It appears to me that Israel is the sesame capital of the world.

In America, we’ve got the classic sesame seed bun…but that’s about it. Israel’s got sesame on their challahs, in their desserts and on their street food. It’s everywhere.

Which brings me to the topic of tahini. I dare you to try pronouncing this world in Hebrew because it’s virtually impossible. A (poor) transliteration would be something like tchina. Imagine pronouncing the t and guttural ch one after the other (#linguistics).

Better yet, try it out loud. Make your friends try it. Laugh when you all fail.

I don’t know why this place was ever called the land of milk and honey, because it definitely should have been called the land of milk and tahini.

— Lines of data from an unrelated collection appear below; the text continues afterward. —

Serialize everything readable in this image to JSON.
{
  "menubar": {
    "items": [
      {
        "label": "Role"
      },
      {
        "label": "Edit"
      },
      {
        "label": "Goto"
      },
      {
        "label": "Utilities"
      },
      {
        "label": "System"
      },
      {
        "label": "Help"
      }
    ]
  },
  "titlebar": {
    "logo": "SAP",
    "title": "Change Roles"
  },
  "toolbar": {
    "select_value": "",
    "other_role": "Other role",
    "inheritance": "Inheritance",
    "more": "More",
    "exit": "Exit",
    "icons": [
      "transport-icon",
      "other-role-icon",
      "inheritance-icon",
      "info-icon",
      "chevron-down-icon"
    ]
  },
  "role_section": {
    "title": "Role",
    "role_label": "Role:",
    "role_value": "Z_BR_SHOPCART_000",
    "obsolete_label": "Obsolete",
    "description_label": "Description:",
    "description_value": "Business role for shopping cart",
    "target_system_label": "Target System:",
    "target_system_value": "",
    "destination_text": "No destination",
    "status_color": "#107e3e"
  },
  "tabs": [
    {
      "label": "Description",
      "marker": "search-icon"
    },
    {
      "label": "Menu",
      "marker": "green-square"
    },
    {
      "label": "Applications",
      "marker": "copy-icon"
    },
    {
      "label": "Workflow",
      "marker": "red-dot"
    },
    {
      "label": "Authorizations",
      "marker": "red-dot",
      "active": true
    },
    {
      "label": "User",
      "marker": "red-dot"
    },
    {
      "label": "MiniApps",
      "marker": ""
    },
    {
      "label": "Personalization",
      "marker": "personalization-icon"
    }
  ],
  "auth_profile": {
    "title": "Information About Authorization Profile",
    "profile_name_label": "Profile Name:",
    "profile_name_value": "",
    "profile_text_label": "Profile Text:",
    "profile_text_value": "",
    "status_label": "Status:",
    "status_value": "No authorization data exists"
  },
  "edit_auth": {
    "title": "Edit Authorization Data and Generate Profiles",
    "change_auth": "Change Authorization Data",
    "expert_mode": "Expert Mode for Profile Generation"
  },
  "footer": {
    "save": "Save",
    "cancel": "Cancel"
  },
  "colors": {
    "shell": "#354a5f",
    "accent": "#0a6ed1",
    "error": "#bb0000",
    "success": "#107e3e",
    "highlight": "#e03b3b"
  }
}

Photo by Kirby Kelly

Tahini is a paste made of ground sesame seeds and olive oil. While some people claim it has the consistency of peanut butter, I like to think it’s more comparable to cookie butter or Nutella (probably because I’m thinking about dessert 100% of the time).

It’s creamy, oily, bitter, nutty and smooth, so many people use tahini like a nut butter.

However, in Israel you’ll find it:

As a Salad Dressing

Forget the vinaigrette and try tahini instead.

On Top of Falafel, Sabich, Shwarma, Eggplant, Everything Else

Tahini = magic sauce. It tastes amazing on literally anything and everything.

As a Dip for Pita and Veggies

It’s almost better than hummus.

In Baba Ganoush

Because it’s impossible to escape the eggplant in Israel.

As a Main Ingredient of Hummus

#dinneathome #hummus #humusaddiction #dinner#healthychoices

A photo posted by Ausra Gorodeckaite (@alacka) on


In Cookies, Ice Creams and Desserts

אופס… נעלמה לה עוגיה ?

A photo posted by Raheli Krut (@raheli) on

Like seriously, so good. Try making some at home.

In Halva

Halva for days #carmelmarket #telaviv #israel #backpacking #foodporn #nom #wanderlust #travel #halva #middleeast

A photo posted by Laura (@the_traveling_gypsy) on

Halva is one of the weirdest things I’ve ever tasted. Though it’s a dessert typically made from tahini and sugar, it’s not exactly sweet but it’s not entirely savory. Halva has the nutty taste of sesame but often has other mix-ins, like cookie crumbles or nuts.

It’s kind of like the Israeli version of fudge. There’s classic halva, vanilla halva, halva with cocoa, halva with nuts, etc. It’s created in large bricks and cut into slices like fudge, but it’s stringy when you pull it apart.

The best donut from inside a car wash. @underwestdonuts #tbt #nyc #halva

A photo posted by Ian (@ian.freeze) on

The consistency of halva is what I think makes it most bizarre. It’s dense but crumbly. There’s a strange grittiness to it but it’s also soft and malleable.

Next time you’re making pancakes, vegetables, nice cream (or pretty much anything else), try adding a halva drizzle. You can also use it in replacement of nut butters or cookie butter in various recipes.